Expectations of sex: his and hers…
Many couples say that the essence of their togetherness is best expressed through the physical connection of sex. Intimacy can be a powerful way of making amends for the inevitable hurts and grievances of living together. But research shows that sex is also a common source of conflict in relationships. Typically men complain about the quantity of sex – they don’t get enough of it – while women complain about the quality of their sexual encounters with their partners. Take a look at Mark and Gemma’s story…
Gemma and feelings of security
Women say they are more willing to have sex more often if their partners help more in the house and with the kids, and that foreplay, in particular being cuddled, complimented and talked to tenderly can be as important as the sex act itself, as Gemma explains:
“Sex doesn’t make me feel warm and secure. I’d rather he gave me a cuddle and tells me he loves me. That makes me feel warm and secure more than anything else. Then I’m ready to make love.
Mark and sex frequency
Mark, Gemma’s partner, says that if he had sex more often then he would be more affectionate and attentive on a daily basis.
Gemma and Mark
So Gemma needs to feel close to Mark in order to enjoy sex and Mark needs to have sex in order to feel close to Gemma. It’s a typical dilemma. Unfortunately, partners rarely communicate this to one another; instead, both feel aggrieved and misunderstood while their sexual relationship suffers.
No other area of a couple’s life offers more potential for embarrassment, hurt and rejection than sex.
Feelings of closeness vs frequency
Kerry’s experience is common:

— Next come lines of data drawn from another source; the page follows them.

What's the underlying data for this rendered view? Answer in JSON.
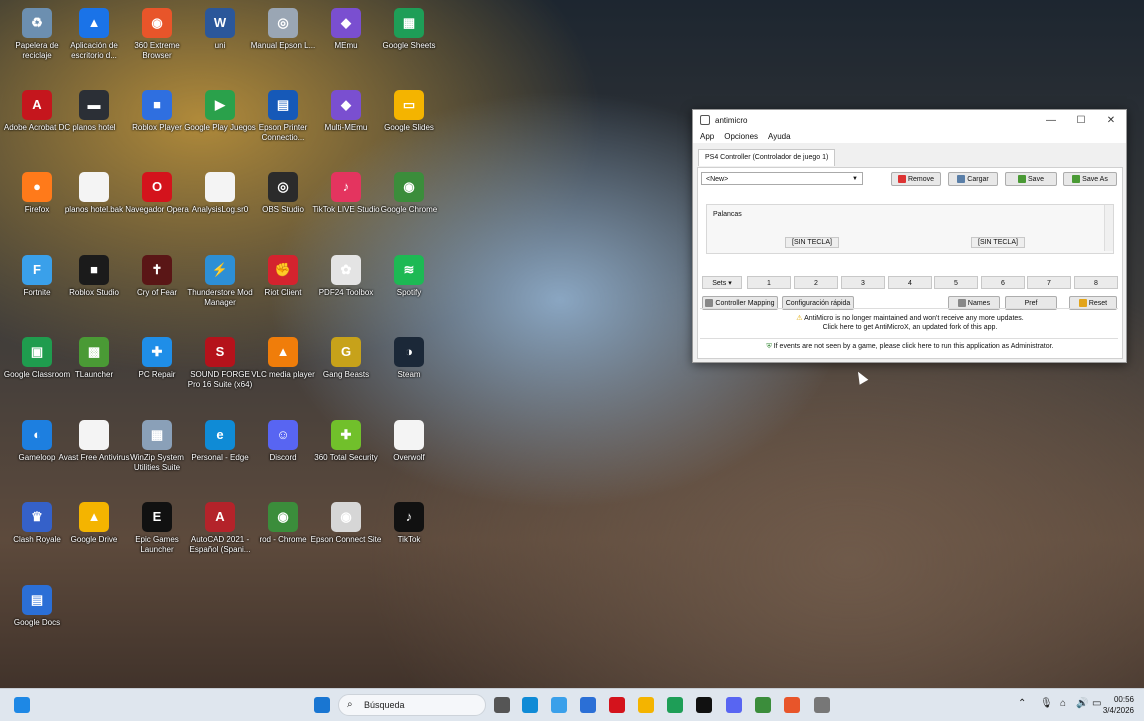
{
  "desktop_icons": [
    {
      "label": "Papelera de reciclaje",
      "color": "#6c8fb0",
      "glyph": "♻"
    },
    {
      "label": "Aplicación de escritorio d...",
      "color": "#1a73e8",
      "glyph": "▲"
    },
    {
      "label": "360 Extreme Browser",
      "color": "#e8552a",
      "glyph": "◉"
    },
    {
      "label": "uni",
      "color": "#2b579a",
      "glyph": "W"
    },
    {
      "label": "Manual Epson L...",
      "color": "#9aa6b4",
      "glyph": "◎"
    },
    {
      "label": "MEmu",
      "color": "#7a4fd0",
      "glyph": "◆"
    },
    {
      "label": "Google Sheets",
      "color": "#1e9e57",
      "glyph": "▦"
    },
    {
      "label": "Adobe Acrobat DC",
      "color": "#c5161d",
      "glyph": "A"
    },
    {
      "label": "planos hotel",
      "color": "#2b2f36",
      "glyph": "▬"
    },
    {
      "label": "Roblox Player",
      "color": "#2f6fe0",
      "glyph": "■"
    },
    {
      "label": "Google Play Juegos",
      "color": "#2aa14b",
      "glyph": "▶"
    },
    {
      "label": "Epson Printer Connectio...",
      "color": "#1659b8",
      "glyph": "▤"
    },
    {
      "label": "Multi-MEmu",
      "color": "#7a4fd0",
      "glyph": "◆"
    },
    {
      "label": "Google Slides",
      "color": "#f4b400",
      "glyph": "▭"
    },
    {
      "label": "Firefox",
      "color": "#ff7a1a",
      "glyph": "●"
    },
    {
      "label": "planos hotel.bak",
      "color": "#f4f4f4",
      "glyph": " "
    },
    {
      "label": "Navegador Opera",
      "color": "#d4131c",
      "glyph": "O"
    },
    {
      "label": "AnalysisLog.sr0",
      "color": "#f4f4f4",
      "glyph": " "
    },
    {
      "label": "OBS Studio",
      "color": "#2b2b2b",
      "glyph": "◎"
    },
    {
      "label": "TikTok LIVE Studio",
      "color": "#e4345f",
      "glyph": "♪"
    },
    {
      "label": "Google Chrome",
      "color": "#3b8d3b",
      "glyph": "◉"
    },
    {
      "label": "Fortnite",
      "color": "#3aa0ea",
      "glyph": "F"
    },
    {
      "label": "Roblox Studio",
      "color": "#1b1b1b",
      "glyph": "■"
    },
    {
      "label": "Cry of Fear",
      "color": "#5a1616",
      "glyph": "✝"
    },
    {
      "label": "Thunderstore Mod Manager",
      "color": "#2d8fd5",
      "glyph": "⚡"
    },
    {
      "label": "Riot Client",
      "color": "#d4232e",
      "glyph": "✊"
    },
    {
      "label": "PDF24 Toolbox",
      "color": "#e4e4e4",
      "glyph": "✿"
    },
    {
      "label": "Spotify",
      "color": "#1db954",
      "glyph": "≋"
    },
    {
      "label": "Google Classroom",
      "color": "#1f9c4e",
      "glyph": "▣"
    },
    {
      "label": "TLauncher",
      "color": "#4a9a35",
      "glyph": "▩"
    },
    {
      "label": "PC Repair",
      "color": "#1f8ee8",
      "glyph": "✚"
    },
    {
      "label": "SOUND FORGE Pro 16 Suite (x64)",
      "color": "#b5121b",
      "glyph": "S"
    },
    {
      "label": "VLC media player",
      "color": "#f07d0a",
      "glyph": "▲"
    },
    {
      "label": "Gang Beasts",
      "color": "#c7a21a",
      "glyph": "G"
    },
    {
      "label": "Steam",
      "color": "#1b2838",
      "glyph": "◑"
    },
    {
      "label": "Gameloop",
      "color": "#1d7fe0",
      "glyph": "◐"
    },
    {
      "label": "Avast Free Antivirus",
      "color": "#f4f4f4",
      "glyph": " "
    },
    {
      "label": "WinZip System Utilities Suite",
      "color": "#8aa0b8",
      "glyph": "▦"
    },
    {
      "label": "Personal - Edge",
      "color": "#0f8bd6",
      "glyph": "e"
    },
    {
      "label": "Discord",
      "color": "#5865f2",
      "glyph": "☺"
    },
    {
      "label": "360 Total Security",
      "color": "#71c02b",
      "glyph": "✚"
    },
    {
      "label": "Overwolf",
      "color": "#f4f4f4",
      "glyph": " "
    },
    {
      "label": "Clash Royale",
      "color": "#3561c9",
      "glyph": "♛"
    },
    {
      "label": "Google Drive",
      "color": "#f4b400",
      "glyph": "▲"
    },
    {
      "label": "Epic Games Launcher",
      "color": "#111111",
      "glyph": "E"
    },
    {
      "label": "AutoCAD 2021 - Español (Spani...",
      "color": "#b4232a",
      "glyph": "A"
    },
    {
      "label": "rod - Chrome",
      "color": "#3b8d3b",
      "glyph": "◉"
    },
    {
      "label": "Epson Connect Site",
      "color": "#d6d6d6",
      "glyph": "◉"
    },
    {
      "label": "TikTok",
      "color": "#111111",
      "glyph": "♪"
    },
    {
      "label": "Google Docs",
      "color": "#2b6fd6",
      "glyph": "▤"
    }
  ],
  "window": {
    "title": "antimicro",
    "menu": [
      "App",
      "Opciones",
      "Ayuda"
    ],
    "tab_label": "PS4 Controller (Controlador de juego 1)",
    "profile_select": "<New>",
    "buttons": {
      "remove": "Remove",
      "load": "Cargar",
      "save": "Save",
      "save_as": "Save As"
    },
    "sticks_header": "Palancas",
    "stick_left": "[SIN TECLA]",
    "stick_right": "[SIN TECLA]",
    "sets_label": "Sets",
    "set_numbers": [
      "1",
      "2",
      "3",
      "4",
      "5",
      "6",
      "7",
      "8"
    ],
    "controller_mapping": "Controller Mapping",
    "quick_config": "Configuración rápida",
    "names": "Names",
    "pref": "Pref",
    "reset": "Reset",
    "notice_line1": "AntiMicro is no longer maintained and won't receive any more updates.",
    "notice_line2": "Click here to get AntiMicroX, an updated fork of this app.",
    "notice_admin": "If events are not seen by a game, please click here to run this application as Administrator."
  },
  "taskbar": {
    "search_placeholder": "Búsqueda",
    "time": "00:56",
    "date": "3/4/2026"
  }
}
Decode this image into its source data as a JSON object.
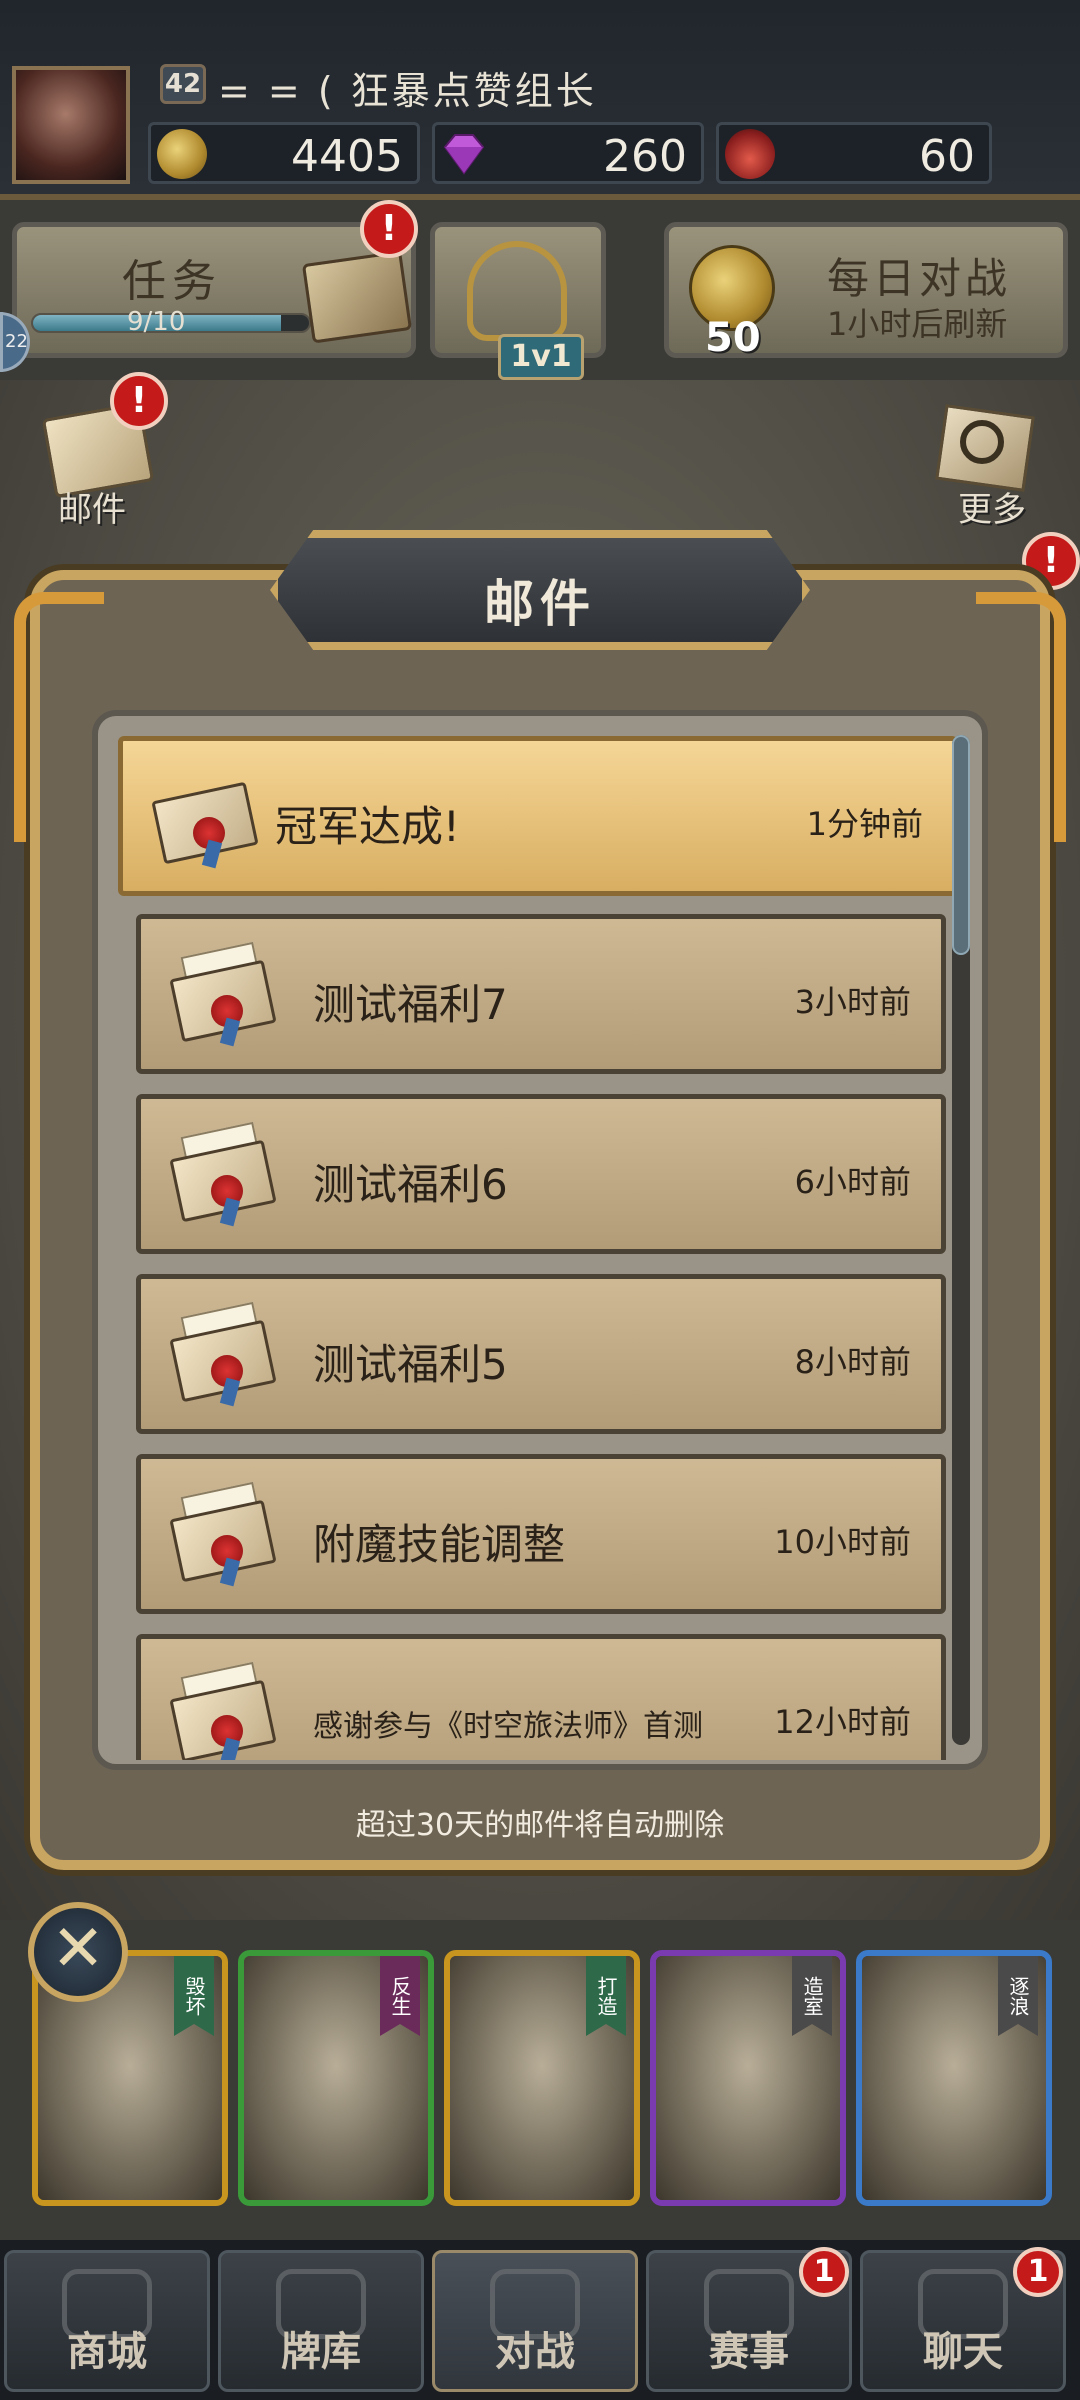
{
  "player": {
    "level": "42",
    "name": "= = ( 狂暴点赞组长"
  },
  "resources": {
    "gold": "4405",
    "gems": "260",
    "potions": "60"
  },
  "tasks": {
    "label": "任务",
    "progress_text": "9/10",
    "progress_fraction": 0.9,
    "badge": "!"
  },
  "pvp": {
    "label": "1v1"
  },
  "daily_battle": {
    "title": "每日对战",
    "subtitle": "1小时后刷新",
    "reward": "50"
  },
  "side": {
    "mail_label": "邮件",
    "more_label": "更多",
    "mail_badge": "!",
    "more_badge": "!",
    "left_edge": "22"
  },
  "mail_panel": {
    "title": "邮件",
    "footer": "超过30天的邮件将自动删除",
    "items": [
      {
        "title": "冠军达成!",
        "time": "1分钟前"
      },
      {
        "title": "测试福利7",
        "time": "3小时前"
      },
      {
        "title": "测试福利6",
        "time": "6小时前"
      },
      {
        "title": "测试福利5",
        "time": "8小时前"
      },
      {
        "title": "附魔技能调整",
        "time": "10小时前"
      },
      {
        "title": "感谢参与《时空旅法师》首测",
        "time": "12小时前"
      }
    ]
  },
  "cards": [
    {
      "tag": "毁坏",
      "border": "#c8961e",
      "tag_color": "#2e6a4a"
    },
    {
      "tag": "反生",
      "border": "#3a9a3a",
      "tag_color": "#6a2a5a"
    },
    {
      "tag": "打造",
      "border": "#c8961e",
      "tag_color": "#2e6a4a"
    },
    {
      "tag": "造室",
      "border": "#7a3ab0",
      "tag_color": "#4a4a4a"
    },
    {
      "tag": "逐浪",
      "border": "#3a7ac8",
      "tag_color": "#4a4a4a"
    }
  ],
  "close_icon": "close-x-icon",
  "nav": [
    {
      "label": "商城",
      "badge": ""
    },
    {
      "label": "牌库",
      "badge": ""
    },
    {
      "label": "对战",
      "badge": ""
    },
    {
      "label": "赛事",
      "badge": "1"
    },
    {
      "label": "聊天",
      "badge": "1"
    }
  ],
  "colors": {
    "accent_gold": "#c8a560",
    "badge_red": "#c41a1a",
    "active_mail": "#f5d696"
  }
}
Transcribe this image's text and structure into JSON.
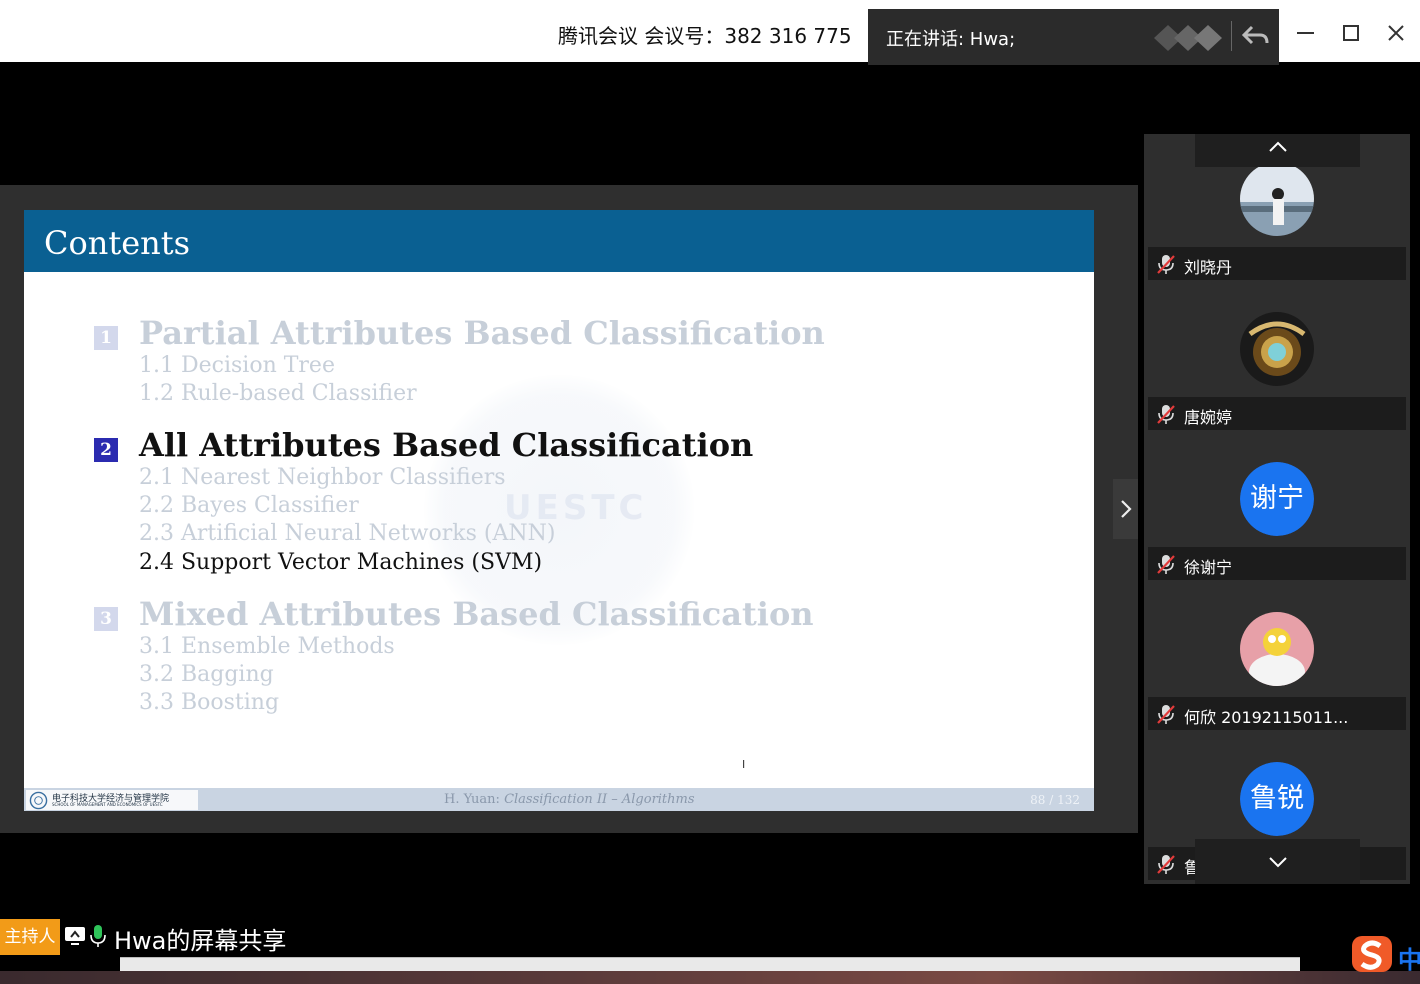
{
  "titlebar": {
    "meeting_info": "腾讯会议 会议号：382 316 775",
    "speaking": "正在讲话: Hwa;"
  },
  "slide": {
    "header_title": "Contents",
    "watermark_text": "UESTC",
    "sections": [
      {
        "number": "1",
        "title": "Partial Attributes Based Classification",
        "state": "dim",
        "items": [
          "1.1 Decision Tree",
          "1.2 Rule-based Classifier"
        ]
      },
      {
        "number": "2",
        "title": "All Attributes Based Classification",
        "state": "active",
        "items": [
          "2.1 Nearest Neighbor Classifiers",
          "2.2 Bayes Classifier",
          "2.3 Artificial Neural Networks (ANN)",
          "2.4 Support Vector Machines (SVM)"
        ],
        "active_item": 3
      },
      {
        "number": "3",
        "title": "Mixed Attributes Based Classification",
        "state": "dim",
        "items": [
          "3.1 Ensemble Methods",
          "3.2 Bagging",
          "3.3 Boosting"
        ]
      }
    ],
    "footer": {
      "logo_text": "电子科技大学经济与管理学院",
      "logo_sub": "SCHOOL OF MANAGEMENT AND ECONOMICS OF UESTC",
      "center_prefix": "H. Yuan: ",
      "center_italic": "Classification II – Algorithms",
      "page": "88 / 132"
    },
    "cursor": "I"
  },
  "participants": [
    {
      "name": "刘晓丹",
      "avatar": "photo-woman-seaside",
      "muted": true
    },
    {
      "name": "唐婉婷",
      "avatar": "badge-happy-new-year",
      "muted": true
    },
    {
      "name": "徐谢宁",
      "avatar_text": "谢宁",
      "muted": true
    },
    {
      "name": "何欣 20192115011...",
      "avatar": "cartoon-homer",
      "muted": true
    },
    {
      "name": "鲁锐",
      "avatar_text": "鲁锐",
      "muted": true
    }
  ],
  "bottom": {
    "host_tag": "主持人",
    "share_label": "Hwa的屏幕共享",
    "ime_label": "中"
  },
  "colors": {
    "slide_header": "#0a6092",
    "active_number": "#2b2bb0",
    "dim_text": "#c7cfd9",
    "host_tag": "#f29b18",
    "avatar_blue": "#1a74f0"
  }
}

“The first couple of years of marriage I couldn’t talk to my husband about it because he used to get so hurt … his male ego – I couldn’t suggest anything.”
Frequency of sex does decline in the early years of a relationship. Research involving 90,000 people over three continents shows that the longer a couple are together, the less often they have sex. But this doesn’t necessarily mean that couples are less satisfied with their sexual relationship. According to Nick who has been married 5 years:
“It’s almost like a graph between quantity and quality – the quantity probably goes down, but I think you get to find out what each other likes.”
Julie and Ann both found that over time and as they got to know their husbands better they were able to start conversations about sex:
“I think it’s purely because my attitude towards it has relaxed. I am more open about things, and when we first got married, I would find it more difficult to tell him I didn’t like this or that … he’s taught me to be more open about it.”
“I got a bit worried about it … I never spoke to him until about a year ago, and I just said, ‘it just needs more romance’ – now it’s much better than before.”
Your sex life gets disrupted. This is normal and doesn’t usually mean long-term problems. Some mothers simply feel too exhausted, or are still sore after childbirth – while their partners want to get back to a regular sex life. Or maybe they find it hard to come to terms with changes in their bodies when they are pregnant and after the birth – they may feel unattractive or worried that they just don’t feel sexy or have lost interest in sex.
Chris describes how she felt after giving birth:
“At first Sam was feeding about every two hours, day and night and Ben had just started playgroup. Well I suppose it affected me and Brian sexually in a lot of ways. I’d go to bed and want to sleep because I didn’t know when I was going to get up. I don’t feel that my body belonged to me, it belonged to Brian, Ben and Sam. It caused friction between me and Brian.”
And for Brian:
“After Ben was born she went off sex for a bit … I expected that but this time is different. It’s gone on longer, and having the baby in the bed is a way of avoiding sex. You don’t say anything because with small children you don’t want to upset things … but I am upset and she is shutting me out.”
New mums and dads experience a roller coaster of emotions – times of immense joy and happiness as well as moments of anxiety and depression. Balancing what each member of the family needs at this time isn’t easy. Sex may not be on the cards but finding opportunities for being physically close and having a cuddle will reduce the tension and keep you connected. That important sense of connection will help you to be flexible and creative in resuming a satisfying sexual relationship.
For a small group of couples it is hard to get their sexual relationship back on track on their own. A bit of extra help may be needed from the GP or a counsellor.
You can find out more about sex, intimacy and romance in relationships by visiting thecoupleconnection.net.